Expectations Are Everything. As a storyteller, you have no greater tool in your arsenal than expectation. It’s such a wonderful weapon to wield because we get to use it in so many different ways, and the more we use it, the more powerful it becomes. Storytelling is a transaction between the storyteller and the audience. The storyteller is providing a consumable good and the audience provides attention (and sometimes other forms of currency, like over at patreon). Just as a transaction needs a clear understanding of the goods being bought and sold and the currency being used to buy them, a story goes sour when you expect one thing and are delivered something very different indeed. Expectation can be a burden if you’re not prepared for it, just ask Game of Thrones. Through this show, however, I learned that it’s vital to share your expectations of a story as a storyteller, and not just at the beginning, but to always be communicating that expectation. That information is crucial to convey to your audience (both players and actual audience in our case) so that they aren’t expecting something else and facing disappointment. If you are all on the same page, everyone can enjoy the experience rather than be annoyed or put off by the outcome. The more you stick to those expectations, the more your audience will settle into them, and when you do subvert those expectations in an intentional way (as is incumbent upon you as a storyteller from time to time) the shock of your audience is all the sweeter.

Perfection Is The Enemy Of Progress. Like all things on the internet, consistency is a key part of creating a podcast like this. Your audience has a routine, and if you are there for them, they will be there for you; if you aren’t there for them, they’ll find someone who will be. When I first started producing the show it was the first time I’d ever done any real audio editing. I was going through with a fine-tooth comb and removing every blemish. For every hour of audio I produced I spent ten hours editing and re-editing to get it just right. Not only was this not tenable, it wasn’t good. Of course, no small part of that length of time was my own undeveloped skills, but in addition to that the end product lacked something that was fundamental to the medium we were playing in. People came to the podcast because there is a feeling inherent to a podcast that isn’t present in other media. The feeling is one of friendship, that by listening in on this intimate experience you are part of the group. I don’t think anyone literally thinks they are part of the group, but there is a warmth and an energy to a group with chemistry that is palpable and it draws you in. When I was overediting the show, some of that charm was left on the cutting room floor. There was real value in having something that felt more natural and real. Letting your story have its heart and soul isn’t a bad thing, it is endearing. And if things aren’t quite perfect, well, there’s always next week’s episode.

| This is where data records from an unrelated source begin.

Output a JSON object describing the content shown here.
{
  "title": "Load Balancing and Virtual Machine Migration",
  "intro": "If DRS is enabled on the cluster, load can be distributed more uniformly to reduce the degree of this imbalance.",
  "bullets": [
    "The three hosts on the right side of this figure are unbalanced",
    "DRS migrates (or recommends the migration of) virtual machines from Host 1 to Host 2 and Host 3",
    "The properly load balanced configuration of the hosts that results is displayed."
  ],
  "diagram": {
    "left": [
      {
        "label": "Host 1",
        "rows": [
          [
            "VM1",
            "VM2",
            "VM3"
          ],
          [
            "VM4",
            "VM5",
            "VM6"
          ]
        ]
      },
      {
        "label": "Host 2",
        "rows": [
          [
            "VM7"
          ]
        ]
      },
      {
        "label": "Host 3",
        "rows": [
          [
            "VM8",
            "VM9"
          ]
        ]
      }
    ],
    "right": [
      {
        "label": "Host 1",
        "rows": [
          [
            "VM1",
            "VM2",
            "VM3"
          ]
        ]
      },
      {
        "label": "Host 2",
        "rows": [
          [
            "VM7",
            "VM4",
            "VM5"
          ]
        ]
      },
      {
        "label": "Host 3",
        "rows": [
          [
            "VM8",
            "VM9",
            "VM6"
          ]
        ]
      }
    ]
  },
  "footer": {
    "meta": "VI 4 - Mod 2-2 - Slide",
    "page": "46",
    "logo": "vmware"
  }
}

The podcast has been a huge part of my life for the last five years, and while it isn’t going away, this is the ending of an era that has been so integral to the daily life of my cast and me. The life changes we have gone through while this show has been in production have been numerous and monumental. We have had weddings, engagements, and births (two of our players got engaged to one another!) We’ve had divorce, family deaths, and severe bouts of mental illness. We’ve fought monsters and demons in our fake little story while we fought them in real life. We have had wins and losses, but for these five years we’ve had each other, and we’ve had our audience. To those of you who were on this journey with us for the last five years, thank you for being a part of things. For those of you who weren’t, next Monday we begin again with an all new adventure and we’d love to have you along for the ride. Follow us on Twitter or get the podcast on our website (and we have a patreon too, if I didn’t mention it already.) We have so much more story to tell.